[Interface dataset entries]

-------------------------

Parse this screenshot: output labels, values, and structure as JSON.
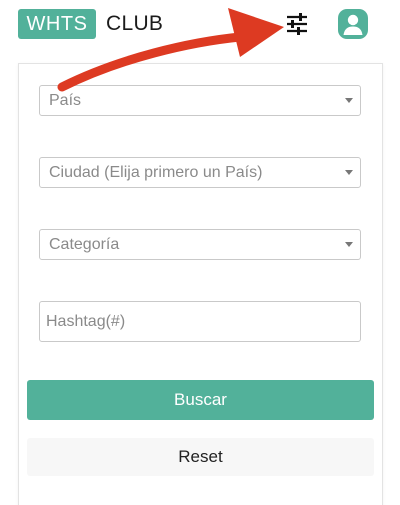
{
  "header": {
    "brand_badge": "WHTS",
    "brand_text": "CLUB",
    "filter_icon": "sliders-icon",
    "profile_icon": "user-circle-icon"
  },
  "form": {
    "country_select": "País",
    "city_select": "Ciudad (Elija primero un País)",
    "category_select": "Categoría",
    "hashtag_placeholder": "Hashtag(#)",
    "search_label": "Buscar",
    "reset_label": "Reset"
  },
  "colors": {
    "accent": "#52b19a",
    "annotation_arrow": "#dd3a22",
    "reset_bg": "#f7f7f7"
  }
}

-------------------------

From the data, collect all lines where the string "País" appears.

    "country_select": "País",
    "city_select": "Ciudad (Elija primero un País)",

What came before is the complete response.